- Stop fake-baking. The UV rays are terrible for your skin, not to mention your organs. It’s better to rock the natural, healthy porcelain skin than to look like an Oompa Loompa now, not to mention get skin cancer down the road. Or premature wrinkles. Dr. Kowalski explains, “Excessive sun exposure causes damage of the skin mostly by UVA and UVB light which causes thinning, discoloration and wrinkling of the skin.” Sounds kind of like a raisin—yuck. This kind of sun exposure can also cause destruction of collagen and elastic fibers of the skin; this, in turn, leads to thinning and wrinkling. Dr. Kowalski adds, “Sun can cause temporary tanning, but also long term and permanent discoloration, freckling and brown spots and light spots.” As if skin cancer weren’t reason enough to ditch the tanning beds, we’ve now provided you with a good cosmetic reason not to fake bake too.
- Protect yourself. Wear sunscreen every day, even if it’s not sunny outside. It’s the same deal as with tanning—sun exposure without sun protection is bad for your skin’s appearance later in life, even when it’s natural sun, no matter how upsetting that may be. Even if you’re not going to be outside for long or it’s not that hot outside, the sun is still beating down, and is still affecting your skin. Little bits of exposure over time add up. So wear a moisturizer with SPF built in so you don’t even have to think twice about it. You’ll thank yourself when you’re 30 and wrinkle-free.
- Quit! Smoking is terrible for your health—your skin included! “Smoking causes wrinkling and an undesirable gray discoloration of the skin through the mechanism of hypoxia,” Dr. Kowalski says. No one wants gray, wrinkly skin. If you were looking for one more reason to quite smoking, this is it.
- Rest up and watch what you eat! A healthy diet is imperative to healthy skin. Sleep also plays a factor in maintaining that healthy glow. Dr. Kowalski said, “Poor nutrition can prevent recovery from daily insults on the skin. We need a good balanced diet and adequate sleep. Foods or supplements with antioxidants tend to be especially helpful for the skin.” According to WebMD, some foods that are great for maintaining healthy skin are berries and low-fat dairy products. So go grab a parfait and you’ll be one step closer to healthy, wrinkle-free skin!
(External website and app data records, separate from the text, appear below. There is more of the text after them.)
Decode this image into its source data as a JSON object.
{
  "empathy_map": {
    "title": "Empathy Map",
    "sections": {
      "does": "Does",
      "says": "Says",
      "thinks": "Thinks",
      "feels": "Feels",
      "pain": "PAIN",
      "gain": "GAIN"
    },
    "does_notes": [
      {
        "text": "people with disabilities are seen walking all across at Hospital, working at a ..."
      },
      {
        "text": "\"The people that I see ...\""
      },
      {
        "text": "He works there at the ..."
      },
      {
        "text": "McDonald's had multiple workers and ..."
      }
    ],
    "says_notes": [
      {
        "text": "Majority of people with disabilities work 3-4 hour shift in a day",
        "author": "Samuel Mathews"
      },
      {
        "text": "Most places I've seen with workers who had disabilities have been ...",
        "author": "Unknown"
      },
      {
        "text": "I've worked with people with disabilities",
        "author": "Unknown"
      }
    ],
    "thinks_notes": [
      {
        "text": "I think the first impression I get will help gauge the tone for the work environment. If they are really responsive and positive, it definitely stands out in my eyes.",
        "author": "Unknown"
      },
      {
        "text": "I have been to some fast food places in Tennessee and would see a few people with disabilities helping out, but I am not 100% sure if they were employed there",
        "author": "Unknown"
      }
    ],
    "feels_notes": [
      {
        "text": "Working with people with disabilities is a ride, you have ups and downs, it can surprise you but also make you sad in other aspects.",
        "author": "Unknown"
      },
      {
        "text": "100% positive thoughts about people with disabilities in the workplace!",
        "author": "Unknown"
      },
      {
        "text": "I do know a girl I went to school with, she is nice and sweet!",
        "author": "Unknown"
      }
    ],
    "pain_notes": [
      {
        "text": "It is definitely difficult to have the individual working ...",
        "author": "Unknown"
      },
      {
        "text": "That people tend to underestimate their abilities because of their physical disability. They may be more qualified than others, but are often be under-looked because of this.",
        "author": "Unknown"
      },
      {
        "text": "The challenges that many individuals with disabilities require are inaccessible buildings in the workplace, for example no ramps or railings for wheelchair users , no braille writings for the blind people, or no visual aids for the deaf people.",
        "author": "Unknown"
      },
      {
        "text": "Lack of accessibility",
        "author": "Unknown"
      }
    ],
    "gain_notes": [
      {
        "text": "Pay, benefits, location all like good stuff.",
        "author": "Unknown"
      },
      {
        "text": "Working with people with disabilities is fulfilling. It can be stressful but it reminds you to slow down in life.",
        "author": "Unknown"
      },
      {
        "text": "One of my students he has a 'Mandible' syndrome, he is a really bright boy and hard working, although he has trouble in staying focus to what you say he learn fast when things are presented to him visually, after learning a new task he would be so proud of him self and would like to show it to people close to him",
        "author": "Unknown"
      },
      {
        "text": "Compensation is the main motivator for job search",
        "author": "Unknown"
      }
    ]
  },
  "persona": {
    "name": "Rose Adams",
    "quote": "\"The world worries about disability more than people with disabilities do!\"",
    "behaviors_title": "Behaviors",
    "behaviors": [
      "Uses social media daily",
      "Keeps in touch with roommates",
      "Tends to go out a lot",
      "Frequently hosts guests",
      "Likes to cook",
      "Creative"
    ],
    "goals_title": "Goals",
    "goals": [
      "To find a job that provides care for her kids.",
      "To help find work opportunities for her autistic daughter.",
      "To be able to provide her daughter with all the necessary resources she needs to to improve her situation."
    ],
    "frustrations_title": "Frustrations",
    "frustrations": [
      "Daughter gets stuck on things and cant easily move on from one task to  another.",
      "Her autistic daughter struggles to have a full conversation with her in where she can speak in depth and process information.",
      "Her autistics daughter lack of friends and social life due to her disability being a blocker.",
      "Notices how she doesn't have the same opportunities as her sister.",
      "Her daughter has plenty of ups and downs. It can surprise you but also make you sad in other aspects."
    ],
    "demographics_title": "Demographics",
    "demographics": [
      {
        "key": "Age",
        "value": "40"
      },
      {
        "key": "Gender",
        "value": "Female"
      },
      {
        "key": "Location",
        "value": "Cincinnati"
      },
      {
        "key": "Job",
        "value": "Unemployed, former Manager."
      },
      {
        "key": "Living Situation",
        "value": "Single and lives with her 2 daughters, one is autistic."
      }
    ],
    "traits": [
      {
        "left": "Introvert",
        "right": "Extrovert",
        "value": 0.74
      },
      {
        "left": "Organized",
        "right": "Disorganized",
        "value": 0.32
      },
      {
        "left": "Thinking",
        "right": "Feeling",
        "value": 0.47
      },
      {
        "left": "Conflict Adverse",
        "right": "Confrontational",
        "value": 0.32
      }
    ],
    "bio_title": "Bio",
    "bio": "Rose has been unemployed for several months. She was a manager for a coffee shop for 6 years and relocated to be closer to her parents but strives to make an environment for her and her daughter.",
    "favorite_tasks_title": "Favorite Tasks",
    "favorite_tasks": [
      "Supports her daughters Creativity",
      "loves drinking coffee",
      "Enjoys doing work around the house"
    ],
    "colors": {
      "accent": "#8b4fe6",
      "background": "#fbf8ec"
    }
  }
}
The bottom line is, if you’re not there for your skin, how can you expect it to be there for you? So don’t abuse it with excess sun exposure, lacking skin care regimens, and too little sleep and then expect it to look flawless and youthful—take care of your skin now so that wrinkles don’t come knocking at your door any sooner than they need to. Sources 1. "FOXNews.com - Two Wrinkles on the Tanning Addiction: Skin Cancer and Lawsuits - FOX Fan." Breaking News | Latest News | Current News - FOXNews.com. Web. 18 Feb. 2010. http://www.foxnews.com/story/0,2933,286606,00.html 2. "Foods for Healthy Skin: You Are What You Eat." WebMD - Better information. Better health. Web. 18 Feb. 2010. http://www.webmd.com/skin-problems-and-treatments/features/skin-food 3. David C. Kowalski, Dermatologist in Burlington, NC